Charities’ public fundraising can resume amid the government’s easing of Covid-19 lockdown measures, according to guidance released by The Fundraising Regulator and Chartered Institute of Fundraising.
But the umbrella bodies have warned charities need to ensure they comply with latest government and devolved administrations’ restrictions around social distancing and avoid staging events that are likely to attract mass gatherings.
The guidance has been prepared by the two organisations after talks with Public Health England and the Health and Safety Executive.
“The recent changes to lockdown restrictions in England mean that public fundraising may return,” said the Fundraising Regulator.
“It is important to remember that some methods of fundraising, such as community fundraising events involving large groups of people, or mass participation events, cannot safely resume under current social distancing rules.”
Two sets of guidance have been released. The first covers the overarching principles which should be applied to all fundraising methods. While the second offers specific advice on public fundraising, including door-to-door, street and fundraising on private property.
For fundraising to return safely, it is important that organisations carefully consider the risks associated with each type of fundraising activity they carry out. New guidance from @FundrRegulator and @IoFtweets highlights the issues you should consider https://t.co/bzqPrHoxqs pic.twitter.com/olD3T4ArVx— FundraisingRegulator (@FundrRegulator) June 26, 2020
“I want to be clear that public fundraising activities should only resume if it is safe to do so,” said the Fundraising Regulator’s head of policy Priya Warner.
“It’s the responsibility of individual charities to exercise judgment about when and how to resume fundraising, and this should only be when thorough risk assessments have been carried out, and informed decisions based on each individual organisation’s unique circumstances have been made.”
Daniel Fluskey, Chartered Institute of Fundraising’s head of policy and external affairs, added: “Public fundraising activities have been rightly on hold during lockdown, but with the return of non-essential shops and other businesses resuming activity, it is appropriate for charities to be thinking about how they can restart fundraising in a safe and responsible way.

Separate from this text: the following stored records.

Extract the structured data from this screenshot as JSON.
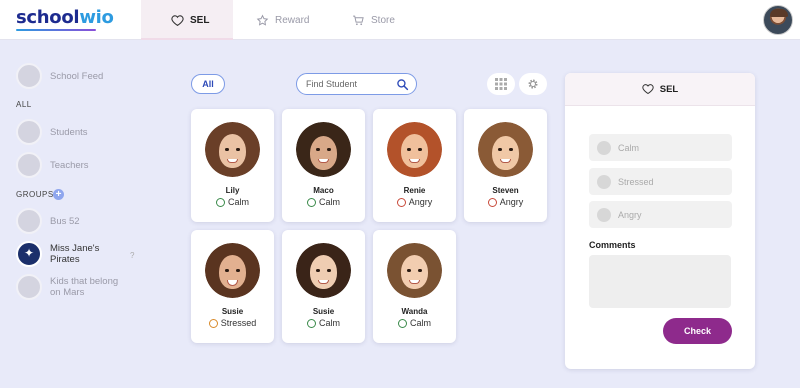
{
  "brand": {
    "logo_part1": "school",
    "logo_part2": "wio"
  },
  "topnav": {
    "tabs": [
      {
        "label": "SEL",
        "icon": "heart-icon",
        "active": true
      },
      {
        "label": "Reward",
        "icon": "star-icon",
        "active": false
      },
      {
        "label": "Store",
        "icon": "cart-icon",
        "active": false
      }
    ]
  },
  "sidebar": {
    "school_feed": "School Feed",
    "all_label": "ALL",
    "students": "Students",
    "teachers": "Teachers",
    "groups_label": "GROUPS",
    "groups": [
      {
        "label": "Bus 52"
      },
      {
        "label": "Miss Jane's Pirates",
        "active": true
      },
      {
        "label": "Kids that belong on Mars"
      }
    ],
    "help_mark": "?"
  },
  "filters": {
    "all_label": "All",
    "search_placeholder": "Find Student"
  },
  "students": [
    {
      "name": "Lily",
      "mood": "Calm",
      "mood_icon": "calm-face-icon"
    },
    {
      "name": "Maco",
      "mood": "Calm",
      "mood_icon": "calm-face-icon"
    },
    {
      "name": "Renie",
      "mood": "Angry",
      "mood_icon": "angry-face-icon"
    },
    {
      "name": "Steven",
      "mood": "Angry",
      "mood_icon": "angry-face-icon"
    },
    {
      "name": "Susie",
      "mood": "Stressed",
      "mood_icon": "stressed-face-icon"
    },
    {
      "name": "Susie",
      "mood": "Calm",
      "mood_icon": "calm-face-icon"
    },
    {
      "name": "Wanda",
      "mood": "Calm",
      "mood_icon": "calm-face-icon"
    }
  ],
  "panel": {
    "title": "SEL",
    "moods": [
      {
        "label": "Calm",
        "icon": "calm-face-icon"
      },
      {
        "label": "Stressed",
        "icon": "stressed-face-icon"
      },
      {
        "label": "Angry",
        "icon": "angry-face-icon"
      }
    ],
    "comments_label": "Comments",
    "comments_value": "",
    "check_label": "Check"
  },
  "colors": {
    "background": "#e8eaf9",
    "accent": "#8e2a8c",
    "brand_dark": "#1d2b8f",
    "brand_light": "#2d9be0",
    "calm": "#3a8a4a",
    "angry": "#c84a3a",
    "stressed": "#d88a2a"
  }
}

“This guidance sets out the key considerations that organisations need to be thinking about as they plan their return to fundraising activities in line with social distancing requirements.”